Curiosity drives my career as a fashion designer. I was curious about clothing, so I started making apparel in my living room. I got curious about code and hardware, so started reading books and making prototypes.
As a fashion designer, I work at the intersection of fashion and tech – linking old-world knitting, spinning, weaving and sewing with new-gen hacking, prototyping and open-source “making”.
Smart apparel and intelligent textiles are on their way to replacing the “dumb” clothing we wear today – I want to help shape that. I’ll use code to make things; other times I’ll work with fabric. Sometimes it’s 3D printers and electronics, and then some days it’s pencils and pens.

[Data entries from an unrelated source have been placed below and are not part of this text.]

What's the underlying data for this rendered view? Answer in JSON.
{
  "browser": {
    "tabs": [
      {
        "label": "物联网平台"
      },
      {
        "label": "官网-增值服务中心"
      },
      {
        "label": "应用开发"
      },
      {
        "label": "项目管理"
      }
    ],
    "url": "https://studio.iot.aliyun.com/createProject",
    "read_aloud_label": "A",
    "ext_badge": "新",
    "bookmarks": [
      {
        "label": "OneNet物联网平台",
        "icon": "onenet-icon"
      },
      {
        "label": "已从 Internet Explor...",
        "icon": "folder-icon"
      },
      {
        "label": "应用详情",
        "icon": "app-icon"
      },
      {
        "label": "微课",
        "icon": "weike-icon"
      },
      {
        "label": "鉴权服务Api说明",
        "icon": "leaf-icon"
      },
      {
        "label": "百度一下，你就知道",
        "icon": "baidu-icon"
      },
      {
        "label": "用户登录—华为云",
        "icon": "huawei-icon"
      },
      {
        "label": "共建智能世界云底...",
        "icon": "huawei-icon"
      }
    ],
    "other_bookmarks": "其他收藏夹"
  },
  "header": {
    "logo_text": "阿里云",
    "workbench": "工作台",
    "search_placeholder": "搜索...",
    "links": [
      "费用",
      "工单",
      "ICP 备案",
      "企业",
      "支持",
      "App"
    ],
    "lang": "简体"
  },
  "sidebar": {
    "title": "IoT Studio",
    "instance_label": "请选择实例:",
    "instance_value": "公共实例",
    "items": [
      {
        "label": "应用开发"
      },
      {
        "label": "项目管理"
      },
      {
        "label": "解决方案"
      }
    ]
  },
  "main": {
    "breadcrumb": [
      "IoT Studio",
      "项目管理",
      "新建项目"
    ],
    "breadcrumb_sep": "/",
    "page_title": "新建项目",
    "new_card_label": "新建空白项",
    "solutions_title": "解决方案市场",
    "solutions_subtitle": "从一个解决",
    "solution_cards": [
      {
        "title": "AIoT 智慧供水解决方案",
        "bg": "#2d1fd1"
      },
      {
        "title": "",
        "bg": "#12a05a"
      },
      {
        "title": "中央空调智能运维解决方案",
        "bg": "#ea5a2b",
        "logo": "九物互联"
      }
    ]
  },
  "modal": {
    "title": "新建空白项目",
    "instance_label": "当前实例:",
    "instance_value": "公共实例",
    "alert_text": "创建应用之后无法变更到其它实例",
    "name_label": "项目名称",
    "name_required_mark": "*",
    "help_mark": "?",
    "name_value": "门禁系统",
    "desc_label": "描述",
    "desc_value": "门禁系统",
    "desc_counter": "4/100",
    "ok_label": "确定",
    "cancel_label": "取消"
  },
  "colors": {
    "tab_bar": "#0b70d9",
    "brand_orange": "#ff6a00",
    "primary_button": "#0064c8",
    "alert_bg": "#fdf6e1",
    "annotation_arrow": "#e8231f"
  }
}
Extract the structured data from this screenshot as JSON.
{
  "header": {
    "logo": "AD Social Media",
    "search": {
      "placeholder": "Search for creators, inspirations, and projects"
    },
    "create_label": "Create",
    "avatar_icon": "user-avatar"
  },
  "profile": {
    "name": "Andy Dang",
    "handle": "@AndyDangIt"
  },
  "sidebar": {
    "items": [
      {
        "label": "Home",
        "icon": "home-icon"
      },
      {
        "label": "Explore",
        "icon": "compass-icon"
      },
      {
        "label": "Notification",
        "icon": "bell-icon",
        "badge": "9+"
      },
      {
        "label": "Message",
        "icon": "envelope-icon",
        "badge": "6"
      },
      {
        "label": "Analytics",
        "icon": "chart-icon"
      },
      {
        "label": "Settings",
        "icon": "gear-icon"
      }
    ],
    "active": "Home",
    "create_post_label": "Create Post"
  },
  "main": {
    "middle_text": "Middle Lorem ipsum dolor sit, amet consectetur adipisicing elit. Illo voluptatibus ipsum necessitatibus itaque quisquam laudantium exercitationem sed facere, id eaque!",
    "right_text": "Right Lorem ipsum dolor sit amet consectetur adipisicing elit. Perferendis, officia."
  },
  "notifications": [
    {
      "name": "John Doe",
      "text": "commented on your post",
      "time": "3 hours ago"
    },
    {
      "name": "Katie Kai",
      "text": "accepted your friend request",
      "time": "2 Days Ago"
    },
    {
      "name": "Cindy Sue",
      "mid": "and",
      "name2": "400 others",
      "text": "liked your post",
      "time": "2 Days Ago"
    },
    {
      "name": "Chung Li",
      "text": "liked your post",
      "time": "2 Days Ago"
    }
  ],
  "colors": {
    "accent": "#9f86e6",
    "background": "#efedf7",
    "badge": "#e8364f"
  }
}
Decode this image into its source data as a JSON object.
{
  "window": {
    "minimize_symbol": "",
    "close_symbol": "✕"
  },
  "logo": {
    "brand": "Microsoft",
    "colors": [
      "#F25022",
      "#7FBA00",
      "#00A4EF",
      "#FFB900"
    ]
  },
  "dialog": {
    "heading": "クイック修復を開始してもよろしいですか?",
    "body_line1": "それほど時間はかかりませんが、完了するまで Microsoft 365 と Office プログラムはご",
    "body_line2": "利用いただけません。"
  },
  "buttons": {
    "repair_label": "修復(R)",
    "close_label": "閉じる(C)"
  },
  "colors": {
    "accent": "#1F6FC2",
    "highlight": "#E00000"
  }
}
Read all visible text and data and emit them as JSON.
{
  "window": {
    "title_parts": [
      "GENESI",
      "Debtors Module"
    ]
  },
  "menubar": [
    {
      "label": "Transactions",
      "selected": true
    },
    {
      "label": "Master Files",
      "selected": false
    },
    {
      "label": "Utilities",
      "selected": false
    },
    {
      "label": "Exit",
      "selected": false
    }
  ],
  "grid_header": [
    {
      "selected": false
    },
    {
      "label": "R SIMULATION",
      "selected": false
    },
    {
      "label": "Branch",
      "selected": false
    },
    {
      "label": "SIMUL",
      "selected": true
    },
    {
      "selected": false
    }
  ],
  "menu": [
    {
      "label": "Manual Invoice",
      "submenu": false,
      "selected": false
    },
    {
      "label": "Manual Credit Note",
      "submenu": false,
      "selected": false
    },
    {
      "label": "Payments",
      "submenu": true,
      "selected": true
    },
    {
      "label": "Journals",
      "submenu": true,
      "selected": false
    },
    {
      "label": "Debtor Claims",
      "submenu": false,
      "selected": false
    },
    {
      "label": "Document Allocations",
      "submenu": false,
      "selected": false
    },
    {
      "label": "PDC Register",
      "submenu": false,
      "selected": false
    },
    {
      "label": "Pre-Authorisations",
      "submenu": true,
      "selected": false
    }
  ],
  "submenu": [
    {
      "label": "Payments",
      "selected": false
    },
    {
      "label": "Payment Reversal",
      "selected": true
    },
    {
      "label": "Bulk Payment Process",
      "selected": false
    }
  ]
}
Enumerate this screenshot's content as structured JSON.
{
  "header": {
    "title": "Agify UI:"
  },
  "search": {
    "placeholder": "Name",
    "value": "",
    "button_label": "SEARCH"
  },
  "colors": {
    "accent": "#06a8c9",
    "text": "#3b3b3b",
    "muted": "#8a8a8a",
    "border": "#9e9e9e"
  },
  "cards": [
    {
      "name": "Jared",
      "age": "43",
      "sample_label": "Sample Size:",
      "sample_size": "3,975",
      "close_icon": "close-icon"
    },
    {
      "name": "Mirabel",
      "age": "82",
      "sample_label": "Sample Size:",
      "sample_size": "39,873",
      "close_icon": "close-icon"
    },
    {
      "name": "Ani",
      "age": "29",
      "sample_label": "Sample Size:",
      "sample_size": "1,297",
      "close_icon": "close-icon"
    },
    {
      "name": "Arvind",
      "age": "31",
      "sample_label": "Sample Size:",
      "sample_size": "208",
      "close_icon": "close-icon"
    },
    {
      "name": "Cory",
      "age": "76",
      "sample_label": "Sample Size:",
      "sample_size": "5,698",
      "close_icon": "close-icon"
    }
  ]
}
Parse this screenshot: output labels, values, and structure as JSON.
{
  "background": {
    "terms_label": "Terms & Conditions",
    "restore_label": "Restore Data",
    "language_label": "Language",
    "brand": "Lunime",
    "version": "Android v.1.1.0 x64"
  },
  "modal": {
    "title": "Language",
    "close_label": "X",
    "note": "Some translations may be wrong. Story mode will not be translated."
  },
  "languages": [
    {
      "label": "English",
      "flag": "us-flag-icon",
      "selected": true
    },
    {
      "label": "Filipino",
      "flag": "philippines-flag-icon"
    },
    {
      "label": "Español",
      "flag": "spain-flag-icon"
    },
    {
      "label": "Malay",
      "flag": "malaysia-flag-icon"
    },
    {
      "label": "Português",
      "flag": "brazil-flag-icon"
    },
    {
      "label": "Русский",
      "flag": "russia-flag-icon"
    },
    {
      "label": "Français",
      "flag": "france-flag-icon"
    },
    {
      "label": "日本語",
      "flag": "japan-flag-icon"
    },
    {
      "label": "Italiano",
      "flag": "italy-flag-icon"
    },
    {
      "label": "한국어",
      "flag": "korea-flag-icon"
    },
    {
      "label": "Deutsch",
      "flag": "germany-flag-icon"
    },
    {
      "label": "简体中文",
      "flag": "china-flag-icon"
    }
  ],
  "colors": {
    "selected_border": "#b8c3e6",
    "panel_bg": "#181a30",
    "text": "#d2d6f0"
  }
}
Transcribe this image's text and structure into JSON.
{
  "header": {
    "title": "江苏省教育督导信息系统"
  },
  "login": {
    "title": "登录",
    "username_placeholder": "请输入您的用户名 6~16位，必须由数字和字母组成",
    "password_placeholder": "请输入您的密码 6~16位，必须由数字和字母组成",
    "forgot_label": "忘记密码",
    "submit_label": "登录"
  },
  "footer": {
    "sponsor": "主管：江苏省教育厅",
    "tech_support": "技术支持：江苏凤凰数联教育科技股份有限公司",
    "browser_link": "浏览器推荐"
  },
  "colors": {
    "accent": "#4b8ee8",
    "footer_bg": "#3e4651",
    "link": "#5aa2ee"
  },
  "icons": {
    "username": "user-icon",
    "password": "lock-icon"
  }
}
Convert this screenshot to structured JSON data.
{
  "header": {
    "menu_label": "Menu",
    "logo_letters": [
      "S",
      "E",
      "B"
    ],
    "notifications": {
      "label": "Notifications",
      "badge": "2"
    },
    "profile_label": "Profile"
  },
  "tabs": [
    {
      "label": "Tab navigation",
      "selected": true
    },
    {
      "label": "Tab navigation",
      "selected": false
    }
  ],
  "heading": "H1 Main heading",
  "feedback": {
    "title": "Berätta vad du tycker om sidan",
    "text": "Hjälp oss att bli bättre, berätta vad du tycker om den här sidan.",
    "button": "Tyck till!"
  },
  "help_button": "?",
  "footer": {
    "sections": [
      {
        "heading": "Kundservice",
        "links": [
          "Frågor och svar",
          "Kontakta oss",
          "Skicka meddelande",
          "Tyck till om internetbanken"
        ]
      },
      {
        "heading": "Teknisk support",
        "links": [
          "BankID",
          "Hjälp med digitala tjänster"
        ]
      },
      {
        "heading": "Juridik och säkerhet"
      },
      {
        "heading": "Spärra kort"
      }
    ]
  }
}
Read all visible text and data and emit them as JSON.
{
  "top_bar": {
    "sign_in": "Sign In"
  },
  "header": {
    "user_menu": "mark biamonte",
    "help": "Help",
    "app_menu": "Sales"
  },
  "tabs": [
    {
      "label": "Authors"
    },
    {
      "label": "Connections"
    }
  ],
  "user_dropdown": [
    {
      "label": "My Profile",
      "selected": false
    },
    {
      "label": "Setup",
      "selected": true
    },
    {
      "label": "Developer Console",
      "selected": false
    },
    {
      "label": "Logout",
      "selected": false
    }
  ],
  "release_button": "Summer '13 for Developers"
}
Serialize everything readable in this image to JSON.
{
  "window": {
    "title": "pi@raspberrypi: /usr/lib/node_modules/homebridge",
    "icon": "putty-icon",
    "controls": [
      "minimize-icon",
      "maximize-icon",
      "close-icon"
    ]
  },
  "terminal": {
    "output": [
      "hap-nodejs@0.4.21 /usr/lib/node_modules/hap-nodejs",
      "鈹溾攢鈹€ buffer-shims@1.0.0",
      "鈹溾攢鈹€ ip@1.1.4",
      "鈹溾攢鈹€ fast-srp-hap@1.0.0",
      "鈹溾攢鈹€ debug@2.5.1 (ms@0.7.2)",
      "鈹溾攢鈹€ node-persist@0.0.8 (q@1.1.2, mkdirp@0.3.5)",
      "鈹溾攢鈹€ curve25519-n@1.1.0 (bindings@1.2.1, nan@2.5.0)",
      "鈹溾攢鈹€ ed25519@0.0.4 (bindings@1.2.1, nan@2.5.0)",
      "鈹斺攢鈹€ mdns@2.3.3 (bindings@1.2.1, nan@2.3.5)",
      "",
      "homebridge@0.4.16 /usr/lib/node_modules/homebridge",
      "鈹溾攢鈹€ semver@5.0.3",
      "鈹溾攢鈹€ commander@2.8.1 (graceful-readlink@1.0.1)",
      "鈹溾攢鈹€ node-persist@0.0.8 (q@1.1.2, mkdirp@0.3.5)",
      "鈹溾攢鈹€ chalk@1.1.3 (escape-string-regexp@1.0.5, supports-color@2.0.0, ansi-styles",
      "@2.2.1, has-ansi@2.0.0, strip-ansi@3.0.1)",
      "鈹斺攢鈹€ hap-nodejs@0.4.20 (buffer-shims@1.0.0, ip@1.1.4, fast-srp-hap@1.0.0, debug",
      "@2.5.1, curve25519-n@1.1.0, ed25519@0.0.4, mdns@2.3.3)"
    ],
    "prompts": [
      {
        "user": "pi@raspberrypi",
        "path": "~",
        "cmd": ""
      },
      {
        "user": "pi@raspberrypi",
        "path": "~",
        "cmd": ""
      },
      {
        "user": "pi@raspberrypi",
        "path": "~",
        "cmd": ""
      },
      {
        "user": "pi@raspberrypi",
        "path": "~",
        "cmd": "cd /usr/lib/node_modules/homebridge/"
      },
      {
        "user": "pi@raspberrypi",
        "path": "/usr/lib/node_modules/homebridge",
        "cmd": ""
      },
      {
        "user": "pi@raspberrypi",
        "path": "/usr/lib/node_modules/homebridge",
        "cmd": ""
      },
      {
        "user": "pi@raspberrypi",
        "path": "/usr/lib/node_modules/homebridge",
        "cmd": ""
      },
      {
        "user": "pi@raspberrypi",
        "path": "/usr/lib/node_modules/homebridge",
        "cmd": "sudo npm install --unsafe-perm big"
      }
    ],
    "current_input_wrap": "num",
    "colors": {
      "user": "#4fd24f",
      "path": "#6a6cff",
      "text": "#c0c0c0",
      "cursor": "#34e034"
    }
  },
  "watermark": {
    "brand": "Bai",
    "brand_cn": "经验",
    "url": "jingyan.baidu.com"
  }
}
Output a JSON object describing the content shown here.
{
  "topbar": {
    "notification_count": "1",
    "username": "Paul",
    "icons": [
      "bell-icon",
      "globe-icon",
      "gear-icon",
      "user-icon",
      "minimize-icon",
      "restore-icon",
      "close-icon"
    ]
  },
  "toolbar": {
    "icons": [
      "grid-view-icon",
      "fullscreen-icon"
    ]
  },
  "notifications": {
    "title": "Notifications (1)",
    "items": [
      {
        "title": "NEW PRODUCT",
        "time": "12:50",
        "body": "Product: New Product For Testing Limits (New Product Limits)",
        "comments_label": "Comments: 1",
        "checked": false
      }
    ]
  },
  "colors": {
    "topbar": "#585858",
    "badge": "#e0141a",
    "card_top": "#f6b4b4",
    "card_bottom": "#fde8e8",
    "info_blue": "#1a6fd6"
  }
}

Clothing should be responsive to our bodies. Just imagine if we had clothing that regulated our temperature! What if we had tracking devices on our clothing? What if we had garments that could change color? That’s the future we want to design at Loomia, the New York fashion company I founded in 2013.
We recently finished a prototype of an industrial wearable we call Armor, which is designed to monitor bodily stress. It includes custom-printed textile circuits that use Arduino logic, as well as biometric and touch sensors, so that Armor can help to identify worker fatigue on industrial sites.
Making the piece only took a few weeks because as a fashion designer and a coder, I could do everything from programming the microcontroller to designing the laser-cutting files for the acrylic outer shell. When you can drive the machines, you can be so much more creative!
The building blocks of all of our innovations at Loomia require an understanding of code. I really believe if you get involved with code now, you’ll build the future of fashion.
Maddys’s path to becoming a fashion designer
>> Completed a scholarship, Teen Vogue
>> Interned at Tommy Hilfiger + Nylon magazine
>> Studied at creative tech residences: Autodesk, The School of Visual Arts and Undercurrent
>> Attended Parsons School of Design
>> Founded her business, Loomia